* Input for this task *

· · · · ·

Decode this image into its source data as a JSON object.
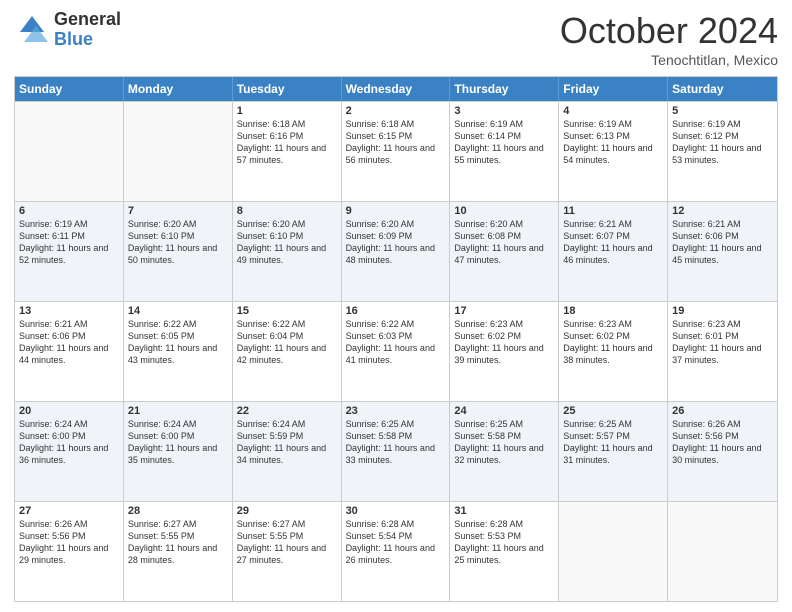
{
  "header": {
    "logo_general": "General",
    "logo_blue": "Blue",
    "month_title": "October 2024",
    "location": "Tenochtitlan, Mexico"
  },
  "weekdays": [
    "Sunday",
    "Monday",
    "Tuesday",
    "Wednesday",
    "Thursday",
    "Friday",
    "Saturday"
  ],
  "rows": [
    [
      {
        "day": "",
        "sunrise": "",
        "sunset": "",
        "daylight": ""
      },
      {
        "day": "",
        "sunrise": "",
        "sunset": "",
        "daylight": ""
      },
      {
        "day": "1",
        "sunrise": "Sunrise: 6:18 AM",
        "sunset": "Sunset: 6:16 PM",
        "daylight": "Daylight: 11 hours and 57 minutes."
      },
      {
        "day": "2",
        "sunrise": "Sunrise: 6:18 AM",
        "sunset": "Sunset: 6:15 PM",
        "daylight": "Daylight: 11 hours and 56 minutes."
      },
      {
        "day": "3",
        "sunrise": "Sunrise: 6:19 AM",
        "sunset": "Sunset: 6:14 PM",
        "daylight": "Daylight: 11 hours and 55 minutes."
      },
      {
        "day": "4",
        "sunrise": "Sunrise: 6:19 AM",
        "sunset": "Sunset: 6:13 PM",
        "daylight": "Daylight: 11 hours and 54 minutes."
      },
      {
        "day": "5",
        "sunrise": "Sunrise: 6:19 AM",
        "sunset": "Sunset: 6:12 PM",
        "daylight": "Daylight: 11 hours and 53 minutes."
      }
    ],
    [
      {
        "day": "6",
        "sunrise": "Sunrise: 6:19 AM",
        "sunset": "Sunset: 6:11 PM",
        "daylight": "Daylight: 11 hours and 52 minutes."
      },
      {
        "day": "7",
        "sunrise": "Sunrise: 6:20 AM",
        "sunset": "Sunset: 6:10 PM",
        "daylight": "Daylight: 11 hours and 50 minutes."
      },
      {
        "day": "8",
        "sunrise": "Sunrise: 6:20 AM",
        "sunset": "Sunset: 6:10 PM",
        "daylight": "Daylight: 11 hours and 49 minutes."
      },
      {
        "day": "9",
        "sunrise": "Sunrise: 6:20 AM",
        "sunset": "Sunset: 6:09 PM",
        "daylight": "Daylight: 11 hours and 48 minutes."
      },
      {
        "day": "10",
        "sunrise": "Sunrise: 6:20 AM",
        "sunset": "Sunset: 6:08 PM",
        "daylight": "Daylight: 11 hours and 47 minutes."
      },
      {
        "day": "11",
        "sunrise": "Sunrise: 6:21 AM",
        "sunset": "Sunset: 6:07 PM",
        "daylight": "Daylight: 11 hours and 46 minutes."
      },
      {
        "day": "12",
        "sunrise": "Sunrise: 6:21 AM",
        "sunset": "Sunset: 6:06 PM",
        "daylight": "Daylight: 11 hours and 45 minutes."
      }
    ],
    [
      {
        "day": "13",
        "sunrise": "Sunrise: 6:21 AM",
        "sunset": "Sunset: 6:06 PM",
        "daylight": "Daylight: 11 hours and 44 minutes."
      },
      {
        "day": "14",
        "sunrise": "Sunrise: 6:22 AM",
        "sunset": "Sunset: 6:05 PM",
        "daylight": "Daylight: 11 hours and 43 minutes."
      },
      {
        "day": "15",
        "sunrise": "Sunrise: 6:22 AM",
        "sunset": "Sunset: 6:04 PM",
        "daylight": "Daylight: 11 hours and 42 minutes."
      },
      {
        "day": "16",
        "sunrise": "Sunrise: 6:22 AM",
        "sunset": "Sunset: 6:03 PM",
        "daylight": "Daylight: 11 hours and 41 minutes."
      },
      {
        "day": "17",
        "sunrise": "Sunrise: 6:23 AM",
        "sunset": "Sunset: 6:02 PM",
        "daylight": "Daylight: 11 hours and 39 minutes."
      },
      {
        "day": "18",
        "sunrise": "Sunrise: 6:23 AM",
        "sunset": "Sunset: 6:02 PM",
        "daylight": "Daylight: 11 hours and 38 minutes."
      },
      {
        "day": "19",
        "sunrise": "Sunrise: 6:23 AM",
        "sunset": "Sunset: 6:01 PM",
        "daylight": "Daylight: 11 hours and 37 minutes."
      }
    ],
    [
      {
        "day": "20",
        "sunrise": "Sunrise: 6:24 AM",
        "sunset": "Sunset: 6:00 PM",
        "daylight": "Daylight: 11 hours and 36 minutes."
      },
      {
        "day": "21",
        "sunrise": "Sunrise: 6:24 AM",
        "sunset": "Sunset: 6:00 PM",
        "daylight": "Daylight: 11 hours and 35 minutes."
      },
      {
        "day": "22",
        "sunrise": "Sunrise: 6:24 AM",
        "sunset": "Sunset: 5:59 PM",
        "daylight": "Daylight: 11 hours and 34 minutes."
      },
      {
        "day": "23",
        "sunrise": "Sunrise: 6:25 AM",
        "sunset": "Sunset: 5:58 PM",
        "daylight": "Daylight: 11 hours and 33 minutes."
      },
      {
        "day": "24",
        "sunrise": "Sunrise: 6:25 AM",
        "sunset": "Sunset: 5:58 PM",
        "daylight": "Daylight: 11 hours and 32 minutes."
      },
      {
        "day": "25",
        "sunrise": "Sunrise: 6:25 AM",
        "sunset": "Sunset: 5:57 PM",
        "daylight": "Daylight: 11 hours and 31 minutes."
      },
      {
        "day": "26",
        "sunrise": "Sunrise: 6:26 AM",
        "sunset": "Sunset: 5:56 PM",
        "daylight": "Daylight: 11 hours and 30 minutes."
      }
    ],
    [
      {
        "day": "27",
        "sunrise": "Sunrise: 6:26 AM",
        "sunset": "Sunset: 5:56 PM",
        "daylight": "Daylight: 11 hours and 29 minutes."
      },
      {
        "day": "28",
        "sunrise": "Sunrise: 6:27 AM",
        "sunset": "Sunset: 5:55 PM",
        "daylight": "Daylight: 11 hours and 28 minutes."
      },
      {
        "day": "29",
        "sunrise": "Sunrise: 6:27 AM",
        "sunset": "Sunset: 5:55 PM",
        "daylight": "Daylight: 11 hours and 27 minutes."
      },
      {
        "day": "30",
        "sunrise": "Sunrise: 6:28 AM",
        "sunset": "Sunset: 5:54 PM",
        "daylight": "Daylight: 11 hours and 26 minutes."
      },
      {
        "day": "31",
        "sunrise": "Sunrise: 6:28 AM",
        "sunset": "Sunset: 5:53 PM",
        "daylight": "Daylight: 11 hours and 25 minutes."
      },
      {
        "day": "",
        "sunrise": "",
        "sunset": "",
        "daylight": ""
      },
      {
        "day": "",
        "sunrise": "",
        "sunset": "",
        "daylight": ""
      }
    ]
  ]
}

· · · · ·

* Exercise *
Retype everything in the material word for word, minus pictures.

* Answer section *
Decode this image into its source data as a JSON object.
{
  "header": {
    "logo_general": "General",
    "logo_blue": "Blue",
    "month_title": "October 2024",
    "location": "Tenochtitlan, Mexico"
  },
  "weekdays": [
    "Sunday",
    "Monday",
    "Tuesday",
    "Wednesday",
    "Thursday",
    "Friday",
    "Saturday"
  ],
  "rows": [
    [
      {
        "day": "",
        "sunrise": "",
        "sunset": "",
        "daylight": ""
      },
      {
        "day": "",
        "sunrise": "",
        "sunset": "",
        "daylight": ""
      },
      {
        "day": "1",
        "sunrise": "Sunrise: 6:18 AM",
        "sunset": "Sunset: 6:16 PM",
        "daylight": "Daylight: 11 hours and 57 minutes."
      },
      {
        "day": "2",
        "sunrise": "Sunrise: 6:18 AM",
        "sunset": "Sunset: 6:15 PM",
        "daylight": "Daylight: 11 hours and 56 minutes."
      },
      {
        "day": "3",
        "sunrise": "Sunrise: 6:19 AM",
        "sunset": "Sunset: 6:14 PM",
        "daylight": "Daylight: 11 hours and 55 minutes."
      },
      {
        "day": "4",
        "sunrise": "Sunrise: 6:19 AM",
        "sunset": "Sunset: 6:13 PM",
        "daylight": "Daylight: 11 hours and 54 minutes."
      },
      {
        "day": "5",
        "sunrise": "Sunrise: 6:19 AM",
        "sunset": "Sunset: 6:12 PM",
        "daylight": "Daylight: 11 hours and 53 minutes."
      }
    ],
    [
      {
        "day": "6",
        "sunrise": "Sunrise: 6:19 AM",
        "sunset": "Sunset: 6:11 PM",
        "daylight": "Daylight: 11 hours and 52 minutes."
      },
      {
        "day": "7",
        "sunrise": "Sunrise: 6:20 AM",
        "sunset": "Sunset: 6:10 PM",
        "daylight": "Daylight: 11 hours and 50 minutes."
      },
      {
        "day": "8",
        "sunrise": "Sunrise: 6:20 AM",
        "sunset": "Sunset: 6:10 PM",
        "daylight": "Daylight: 11 hours and 49 minutes."
      },
      {
        "day": "9",
        "sunrise": "Sunrise: 6:20 AM",
        "sunset": "Sunset: 6:09 PM",
        "daylight": "Daylight: 11 hours and 48 minutes."
      },
      {
        "day": "10",
        "sunrise": "Sunrise: 6:20 AM",
        "sunset": "Sunset: 6:08 PM",
        "daylight": "Daylight: 11 hours and 47 minutes."
      },
      {
        "day": "11",
        "sunrise": "Sunrise: 6:21 AM",
        "sunset": "Sunset: 6:07 PM",
        "daylight": "Daylight: 11 hours and 46 minutes."
      },
      {
        "day": "12",
        "sunrise": "Sunrise: 6:21 AM",
        "sunset": "Sunset: 6:06 PM",
        "daylight": "Daylight: 11 hours and 45 minutes."
      }
    ],
    [
      {
        "day": "13",
        "sunrise": "Sunrise: 6:21 AM",
        "sunset": "Sunset: 6:06 PM",
        "daylight": "Daylight: 11 hours and 44 minutes."
      },
      {
        "day": "14",
        "sunrise": "Sunrise: 6:22 AM",
        "sunset": "Sunset: 6:05 PM",
        "daylight": "Daylight: 11 hours and 43 minutes."
      },
      {
        "day": "15",
        "sunrise": "Sunrise: 6:22 AM",
        "sunset": "Sunset: 6:04 PM",
        "daylight": "Daylight: 11 hours and 42 minutes."
      },
      {
        "day": "16",
        "sunrise": "Sunrise: 6:22 AM",
        "sunset": "Sunset: 6:03 PM",
        "daylight": "Daylight: 11 hours and 41 minutes."
      },
      {
        "day": "17",
        "sunrise": "Sunrise: 6:23 AM",
        "sunset": "Sunset: 6:02 PM",
        "daylight": "Daylight: 11 hours and 39 minutes."
      },
      {
        "day": "18",
        "sunrise": "Sunrise: 6:23 AM",
        "sunset": "Sunset: 6:02 PM",
        "daylight": "Daylight: 11 hours and 38 minutes."
      },
      {
        "day": "19",
        "sunrise": "Sunrise: 6:23 AM",
        "sunset": "Sunset: 6:01 PM",
        "daylight": "Daylight: 11 hours and 37 minutes."
      }
    ],
    [
      {
        "day": "20",
        "sunrise": "Sunrise: 6:24 AM",
        "sunset": "Sunset: 6:00 PM",
        "daylight": "Daylight: 11 hours and 36 minutes."
      },
      {
        "day": "21",
        "sunrise": "Sunrise: 6:24 AM",
        "sunset": "Sunset: 6:00 PM",
        "daylight": "Daylight: 11 hours and 35 minutes."
      },
      {
        "day": "22",
        "sunrise": "Sunrise: 6:24 AM",
        "sunset": "Sunset: 5:59 PM",
        "daylight": "Daylight: 11 hours and 34 minutes."
      },
      {
        "day": "23",
        "sunrise": "Sunrise: 6:25 AM",
        "sunset": "Sunset: 5:58 PM",
        "daylight": "Daylight: 11 hours and 33 minutes."
      },
      {
        "day": "24",
        "sunrise": "Sunrise: 6:25 AM",
        "sunset": "Sunset: 5:58 PM",
        "daylight": "Daylight: 11 hours and 32 minutes."
      },
      {
        "day": "25",
        "sunrise": "Sunrise: 6:25 AM",
        "sunset": "Sunset: 5:57 PM",
        "daylight": "Daylight: 11 hours and 31 minutes."
      },
      {
        "day": "26",
        "sunrise": "Sunrise: 6:26 AM",
        "sunset": "Sunset: 5:56 PM",
        "daylight": "Daylight: 11 hours and 30 minutes."
      }
    ],
    [
      {
        "day": "27",
        "sunrise": "Sunrise: 6:26 AM",
        "sunset": "Sunset: 5:56 PM",
        "daylight": "Daylight: 11 hours and 29 minutes."
      },
      {
        "day": "28",
        "sunrise": "Sunrise: 6:27 AM",
        "sunset": "Sunset: 5:55 PM",
        "daylight": "Daylight: 11 hours and 28 minutes."
      },
      {
        "day": "29",
        "sunrise": "Sunrise: 6:27 AM",
        "sunset": "Sunset: 5:55 PM",
        "daylight": "Daylight: 11 hours and 27 minutes."
      },
      {
        "day": "30",
        "sunrise": "Sunrise: 6:28 AM",
        "sunset": "Sunset: 5:54 PM",
        "daylight": "Daylight: 11 hours and 26 minutes."
      },
      {
        "day": "31",
        "sunrise": "Sunrise: 6:28 AM",
        "sunset": "Sunset: 5:53 PM",
        "daylight": "Daylight: 11 hours and 25 minutes."
      },
      {
        "day": "",
        "sunrise": "",
        "sunset": "",
        "daylight": ""
      },
      {
        "day": "",
        "sunrise": "",
        "sunset": "",
        "daylight": ""
      }
    ]
  ]
}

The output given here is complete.